Big Names Return
In this current episode, members of the original cast, joined by Gwyneth Paltrow and Kristin Chenoweth, have returned to save McKinley High’s cheerful choir, New Directions. Principal Sue Sylvester has determined to shut it down. The Band director charges the alumni to bring back the nostalgia by singing some of their well-known tunes. The idea was that this episode would feature the current seniors reminiscing about their most memorable moments as they approach graduation from the Lima, Ohio, high school.
The Gleeks Participate
Since music has always been an integral part of the show’s success, “Gleeks” (or super Glee fans) were invited in participate in the fun. Back in this past November of last year, they were able to cast a vote on the show’s Facebook page or website for their favorite musical numbers from a list of 30 of the songs the show has featured. The promotion was called “Gleeks Choice: You Vote. We Remix.”
Dark Humor, Wit, and Intelligence Return with the Nostalgia

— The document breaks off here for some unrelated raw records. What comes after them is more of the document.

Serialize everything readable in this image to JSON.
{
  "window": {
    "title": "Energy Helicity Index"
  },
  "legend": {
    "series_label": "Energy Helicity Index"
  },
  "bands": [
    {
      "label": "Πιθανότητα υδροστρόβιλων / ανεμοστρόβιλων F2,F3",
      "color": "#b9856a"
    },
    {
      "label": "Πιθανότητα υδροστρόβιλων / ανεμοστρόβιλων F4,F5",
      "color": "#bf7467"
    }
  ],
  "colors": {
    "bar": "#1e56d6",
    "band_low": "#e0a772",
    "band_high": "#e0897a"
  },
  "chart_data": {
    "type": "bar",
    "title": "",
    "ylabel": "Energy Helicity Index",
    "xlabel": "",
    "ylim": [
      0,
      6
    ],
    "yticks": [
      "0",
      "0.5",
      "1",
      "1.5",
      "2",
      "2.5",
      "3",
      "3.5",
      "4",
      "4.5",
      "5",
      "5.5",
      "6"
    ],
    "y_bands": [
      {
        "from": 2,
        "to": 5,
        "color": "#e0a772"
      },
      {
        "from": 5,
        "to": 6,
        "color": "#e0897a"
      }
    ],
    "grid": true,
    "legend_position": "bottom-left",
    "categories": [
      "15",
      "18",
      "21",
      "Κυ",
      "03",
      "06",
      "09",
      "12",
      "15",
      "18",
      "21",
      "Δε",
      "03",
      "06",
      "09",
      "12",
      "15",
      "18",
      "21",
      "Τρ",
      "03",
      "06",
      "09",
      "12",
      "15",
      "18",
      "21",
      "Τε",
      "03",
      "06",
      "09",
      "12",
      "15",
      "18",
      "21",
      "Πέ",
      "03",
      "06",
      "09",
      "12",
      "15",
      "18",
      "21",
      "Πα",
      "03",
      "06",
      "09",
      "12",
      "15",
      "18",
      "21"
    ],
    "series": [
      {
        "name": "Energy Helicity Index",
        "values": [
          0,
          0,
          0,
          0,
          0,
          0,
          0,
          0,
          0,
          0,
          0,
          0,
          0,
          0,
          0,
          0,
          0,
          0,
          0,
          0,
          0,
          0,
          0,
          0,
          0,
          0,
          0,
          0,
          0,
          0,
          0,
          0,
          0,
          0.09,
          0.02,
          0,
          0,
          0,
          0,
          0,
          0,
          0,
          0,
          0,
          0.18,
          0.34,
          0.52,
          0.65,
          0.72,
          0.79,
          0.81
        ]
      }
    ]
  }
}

The result was an episode where old classics were revived in a new way. This allowed the show to reminisce some of its most popular musical numbers. Santana, Quinn and Brittany performed a rebooted Britney Spears’ Toxic while Santana and Brittany performed Amy Winehouse’s version of Valerie. Kurt, Rachel and Mercedes saluted Wicked’s Defying Gravity. Paltrow as Holly Holliday walked to the beat of a different drummer and performed Pharerell’s Oscar-nominated Happy. Much of this entertainment was a backdrop to a humor that seemed sharper and dark, reminding viewers of earlier Glee seasons in which the writing seemed wittier and more youthful. Yet, the episode had just the right amount of wackiness and intelligence with perfectly executed music routines.
Tribute to Cory Monteith
The episode also considerably mentioned Cory Monteith, who played lovable jock, Finn Hudson. While the previous episode paid an extensive tribute to the actor who died in 2013, Mr Schu unveiled a plaque dedicated to Finn’s memory. In fact, Monteith’s classic lead of Journey’s “Don’t Stop Believin'” in the first season is what many felt lead to Glee’s hit status.
Turn in next week on March 25 to see more of this musical cultural phenomenon that is part “Rocky Horror Show” and “Fame” but is molded with a contemporary and popular delightful edge that makes the show’s name perfect.